ERP’s effect on an organisation

ERP changes the way organisation functions. One of the major challenges in many an organisations decision to buy an off-the-shelf ERP system is that of its compatibility with the company’s current business processes and practices. It is very important that the ERP fits the current policies and process or the organisation sees benefit in changing them to adapt based on the offering of ERP. There have been many examples where the wring ERP implementation has caused major loss to organisations. One such example is US Levi Strauss when company’s net income suddenly dropped by 98% to 1 million USD. Alternatively, they could modify the software within the ERP package to fit their processes. Both of these options involve costs and risks.

At a practical level, the implementation of ERP in an organisation brings a lot of challenges in often cumbersome. Most often it has been noted that the major issue in implementation in not proper planning, underestimating the time, effort, resources and cost which would be spent on the installation and configuration of ERP system.

Benefits of ERP

ERP systems have the potential of improving the performance of organizations in various sectors. The introduction of ERP in an organisation also makes sure that all best practices in processes are followed and not one disturbance in one part of the organisation would affect the other parts. ERP helps to create the visibility and transparency of processes within the organisation. Major ERP vendor solutions come with discipline of forcing business process changes. This helps the organisations to adapt the best practices and review their existing processes to make any necessary improvements. It helps to have more sophisticated communication with suppliers, partners and customers to provide more timely and accurate information. Automating business processes such as invoicing and sales and purchase orders within one systems improves forecasting accuracy and reduces inefficiencies. At the same time, using a single base of information for billing and other customer interactions improves service levels and increases customer retention.

Critical Success Factors

From a strategic perspective, the following factors are required in an organisation to have a successful rollout of an ERP system:

  1. Top management commitment and support – strong and committed leadership at the top management level is essential to the success of an ERP implementation
  2. Visioning and planning – articulating a business vision to the organization, identifying clear goals and objectives, and providing a clear link between business goals and systems strategy
  3. Project champion – the individual should possess strong leadership skills as well as business, technical and personal managerial competencies
  4. Implementation strategy and time frame – implement the ERP under a time-phased approach
  5. Project management – the ongoing management of the implementation plan
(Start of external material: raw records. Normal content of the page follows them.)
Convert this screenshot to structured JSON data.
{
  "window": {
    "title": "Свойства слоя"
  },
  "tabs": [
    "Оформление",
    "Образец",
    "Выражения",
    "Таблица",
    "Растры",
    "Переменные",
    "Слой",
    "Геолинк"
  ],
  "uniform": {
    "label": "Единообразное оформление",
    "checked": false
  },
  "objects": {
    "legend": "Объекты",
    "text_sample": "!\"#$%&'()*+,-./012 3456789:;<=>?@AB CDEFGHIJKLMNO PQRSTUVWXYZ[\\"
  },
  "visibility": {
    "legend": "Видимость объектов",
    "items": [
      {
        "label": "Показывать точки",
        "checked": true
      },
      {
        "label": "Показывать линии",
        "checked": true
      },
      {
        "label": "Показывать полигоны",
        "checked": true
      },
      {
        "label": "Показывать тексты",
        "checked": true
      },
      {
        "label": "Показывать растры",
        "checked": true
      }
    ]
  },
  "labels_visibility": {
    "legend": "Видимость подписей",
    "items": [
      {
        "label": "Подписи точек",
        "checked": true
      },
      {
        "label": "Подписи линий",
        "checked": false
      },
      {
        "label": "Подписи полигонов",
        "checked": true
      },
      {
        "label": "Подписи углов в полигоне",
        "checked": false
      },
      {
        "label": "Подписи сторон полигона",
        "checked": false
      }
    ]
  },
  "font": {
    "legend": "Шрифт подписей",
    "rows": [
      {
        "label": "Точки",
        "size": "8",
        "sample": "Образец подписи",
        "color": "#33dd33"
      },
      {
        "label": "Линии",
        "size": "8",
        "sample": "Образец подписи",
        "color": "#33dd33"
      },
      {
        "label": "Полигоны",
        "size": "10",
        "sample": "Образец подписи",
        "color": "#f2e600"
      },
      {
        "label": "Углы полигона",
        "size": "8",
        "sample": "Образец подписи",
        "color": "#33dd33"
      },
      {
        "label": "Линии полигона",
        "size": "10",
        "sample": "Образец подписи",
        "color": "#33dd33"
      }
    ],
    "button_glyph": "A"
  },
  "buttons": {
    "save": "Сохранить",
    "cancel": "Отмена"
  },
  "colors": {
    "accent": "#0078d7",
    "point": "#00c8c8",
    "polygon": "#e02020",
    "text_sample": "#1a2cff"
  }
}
Popular ERP choices

These are some of the popular ERP systems available in the the market:

Interesting fact is that although Microsoft is one of the top ERP supplier, it uses SAP for their own organisation. Although this has been driven due to various factors such as the capabilities offered by Microsoft Dynamics, the business alliance between SAP and Microsoft.


We live in a completive world which is moving fast with technological advances. Organizations today are not only just focusing on producing goods or offering services but are involved in marketing their products and services, gaining insight on new opportunities etc. To help processing the huge amounts of information and data generated in different parts of organisation, they need a system in place which could present a consolidated and real time information. ERP helps the organizations to run their operations smoother and in a co-ordinated way so that parts of organisations are not left behind. The importance of ERP would increase in future as organisations are more and more investing in big data related technology and infrastructure.

Recommend Reading

Levi Strauss: SAP rollout ‘substantially’ hurt quarter

2013 ERP Market Share Update: SAP Solidifies Market Leadership

What is Big Data?

Why Does Microsoft HQ Use SAP Instead of Microsoft Dynamics ERP?

SAP and Microsoft: Frenemies with Benefits, But What’s in It for Customers?